Our feeling is that the current scene is very different now and although still loving every element of the gigs, festivals and guitars – a regular club night offering everything we did, now isn’t whats required. Clubbers will always want an alternative, but the music scene is now so split and venues, pubs & clubs are all competing for survival – we felt it was a good opportunity to step back, take a deep breath & raise a glass to rock n roll!
We want to thank everyone who has contributed to the success of Chaos over the last 20 years – venue managers, bar staff & door stewards – sound & light technicians – – street teams – performers & bands and of course the roll call of DJ’s past & present that have provided the soundtrack to so, so, so many silly, drunken and above all fun Saturday nights.
Hey ho, lets go!”
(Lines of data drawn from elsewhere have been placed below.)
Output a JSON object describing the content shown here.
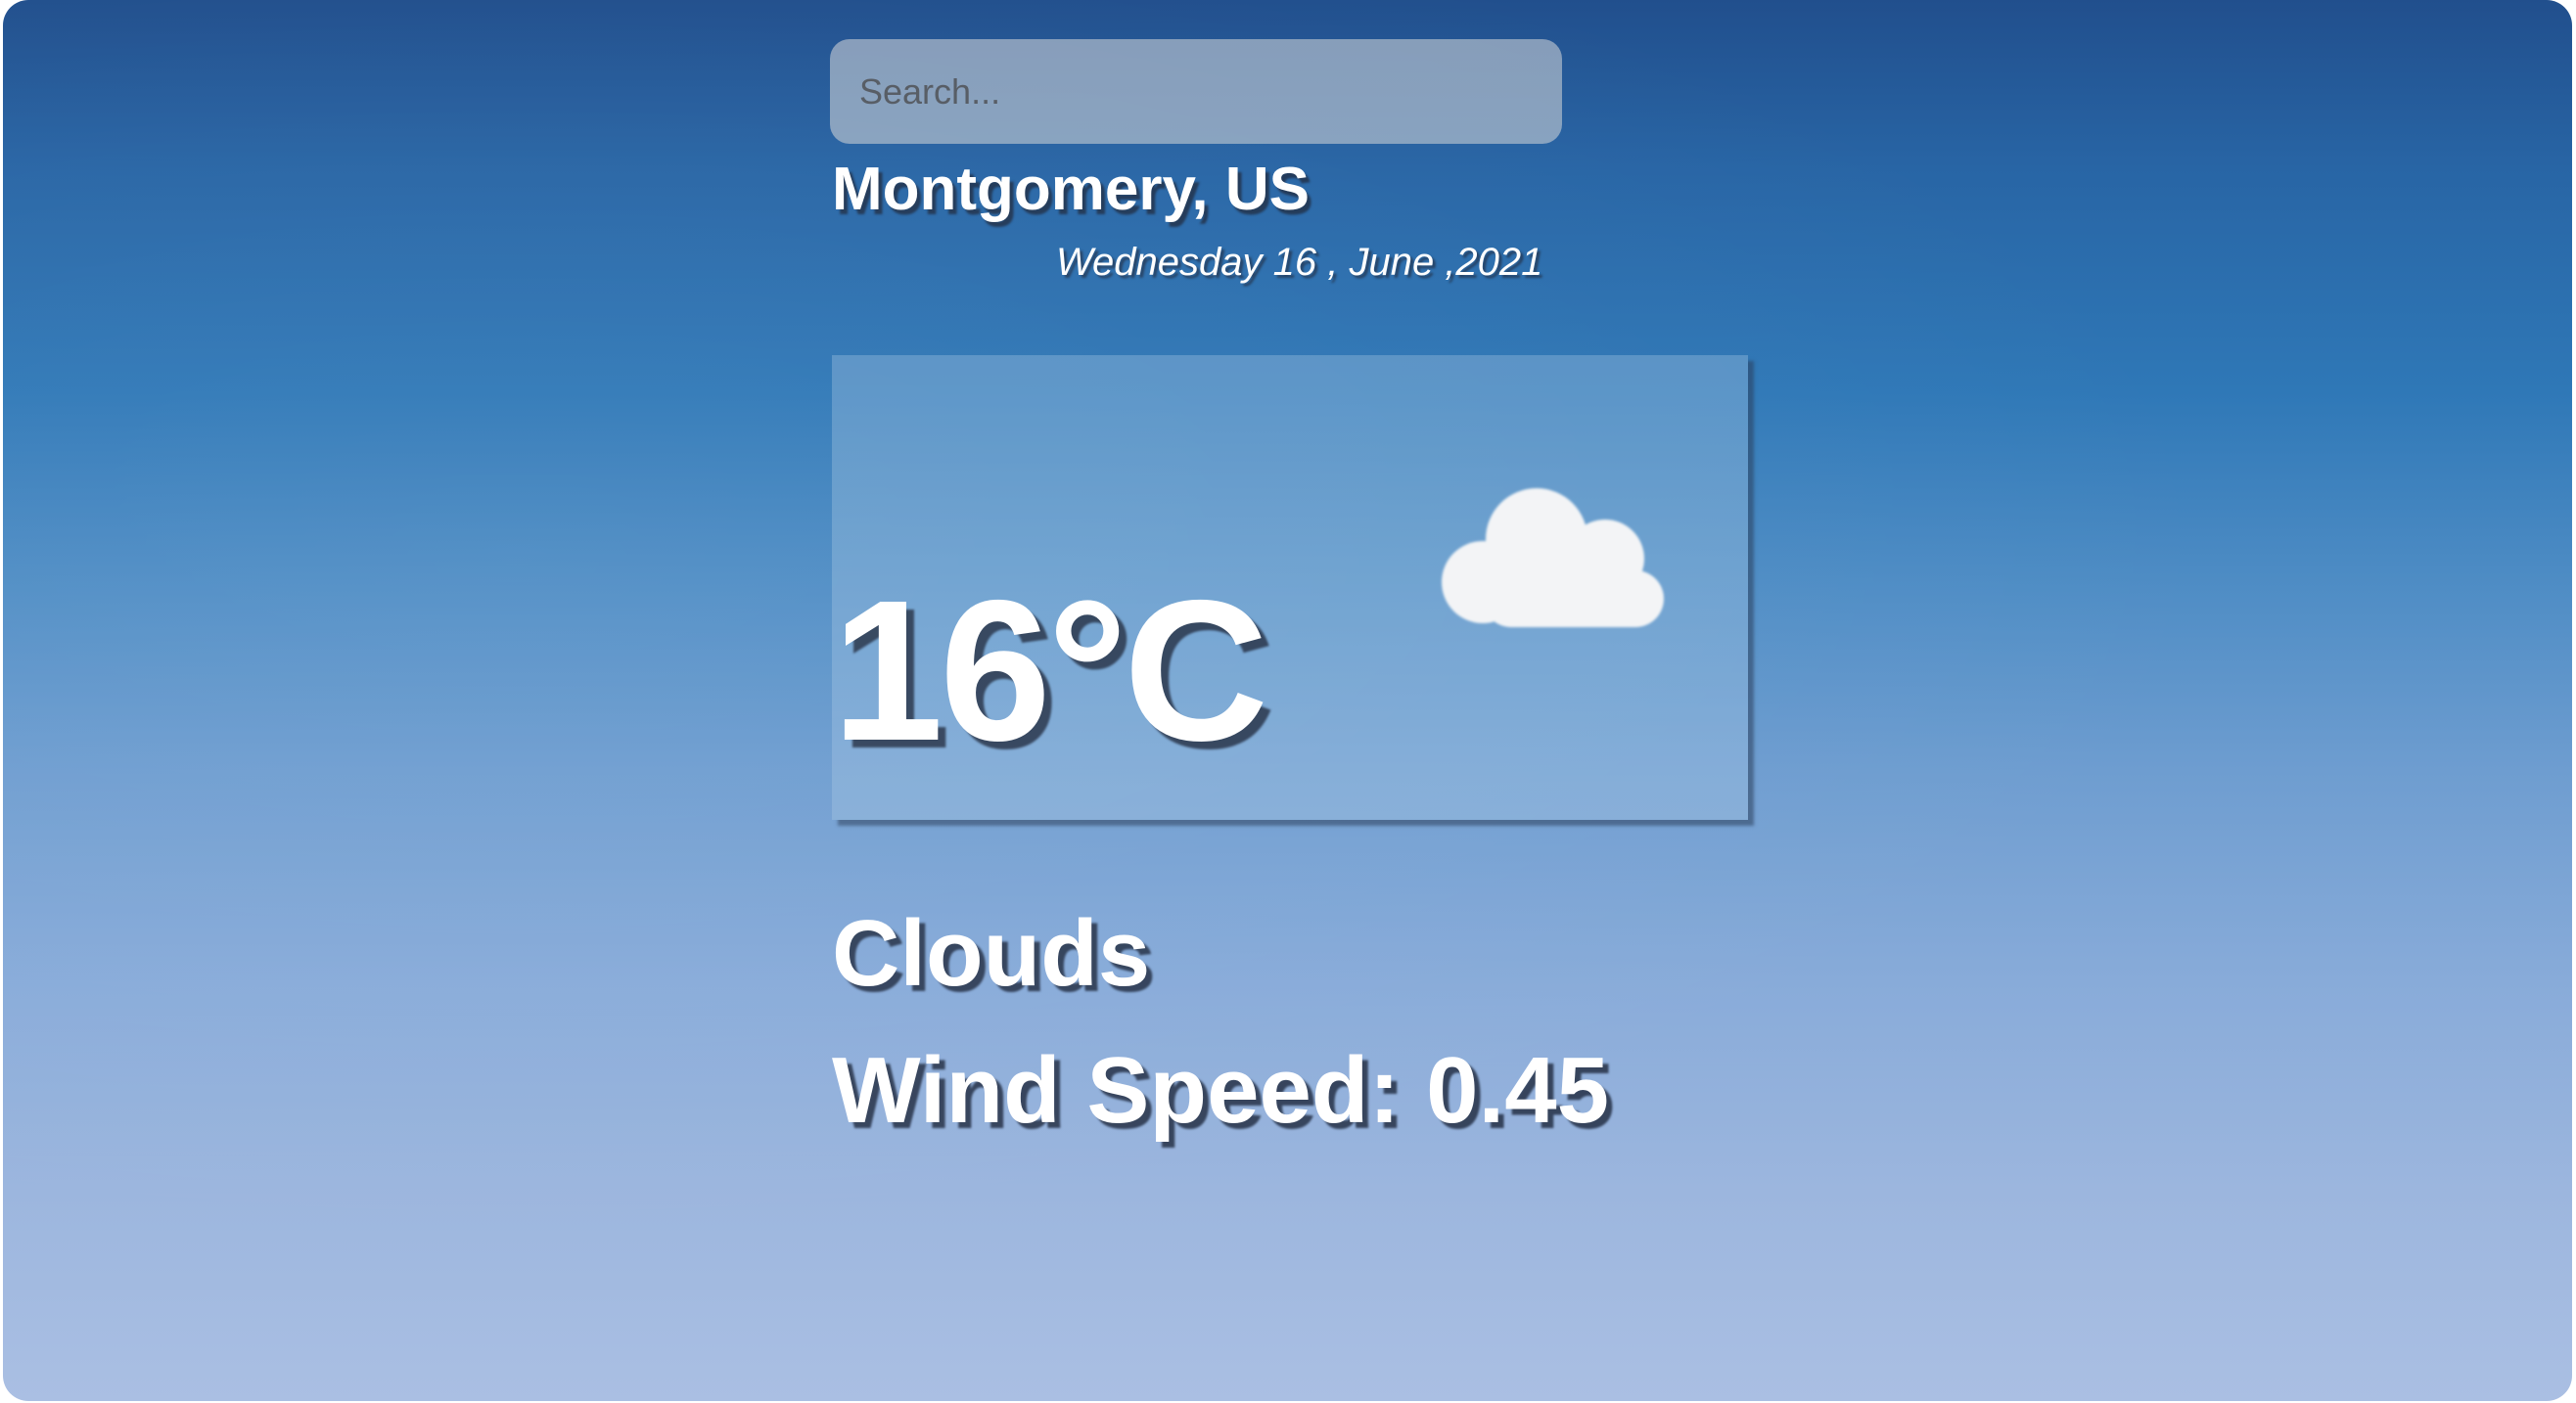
{
  "search": {
    "placeholder": "Search...",
    "value": ""
  },
  "location": {
    "label": "Montgomery, US"
  },
  "date": {
    "label": "Wednesday 16 , June ,2021"
  },
  "weather": {
    "temperature": "16°C",
    "icon": "cloud-icon",
    "condition": "Clouds",
    "wind_speed": "Wind Speed: 0.45"
  },
  "colors": {
    "background_top": "#214f8d",
    "background_bottom": "#aabfe3",
    "text": "#ffffff"
  }
}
The 20th Birthday & Last EVER Chaos – Saturday 26th November 2011
Flyer: Chaos Flickr
The Langstone Ark is a project being run by Langstone Harbour’s Environment Officer Louise MacCallum that went live on-line in August. The project aims to create a digital collection of all the animals and plants associated with Langstone Harbour, by asking harbour users, visitors, and anyone else with an interest in the harbour to send digital photographs of wildlife taken on the water, or around the shoreline.
So far, over 150 photographs have been contributed to the project, and nearly 100 species are now represented. There are literally 1000’s of species of animal and plant to be found around the harbour however, so there are plenty of gaps in the project left to fill!
Autumn is a great time of year to see wildlife around Langstone Harbour, with thousands of migratory birds beginning to arrive and beautiful fungi springing up on many of the wildlife reserves dotted around the shoreline.
For more information about the project visit the Langstone Harbour Board’s brand new website at www.langstoneharbour.org.uk and send photographic contributions to firstname.lastname@example.org
Below are just a few of the contributors photographs so far, and you can see all of them over at the gallery HERE.
Kestrel by B.D. McGregor
Little Tern by Mark Milum
Grey Seal by Nick Lyon
Southsea web designer and photographer Adam Wintle has recently been taking some really nice photos of the Southsea promenade lights and of the pier at night. Be sure to look through his Flickr for loads more great photos.
From 1984 to 1986 people, in particular school children, all got involved in collecting information on their local area to celebrate the 900th anniversary of the Doomsday Book by creating a new, updated, electronic version. The collected information became The Doomsday Project which was a collection of laserdiscs and special BBC computers. The country was broken down in to ‘D’ blocks with the data collection done mostly by schools, the information included text on local geography, history, legends and also more contemporary personal things such as favourite music, games, etc. As well as the text each block could also contain up to 3 photos. Many schools bought the discs and computers as a learning resource (the World Wide Web as a concept was still some years away).
A few days ago the BBC launched a new website where all of this previously difficult to access information (only a handful of working systems still exist) is now online and searchable. It’s an amazing glimpse in to Portsmouth and Southsea life in the early to mid 80s and there are some great images. The new website also allows you to upload new information and photos too.
If you are 38+ you may well have memories of being involved in the project in collecting and writing information. Personally I remember the day my group went out to a tiny village in Essex in the hot summer but instead of writing things we played near the river and weir. Oh well. Does anyone have any memories of taking part in the project? If so please add a comment, would love to hear people’s memories.
You can find out more about the original project on HERE and the BBC article and access the online version below: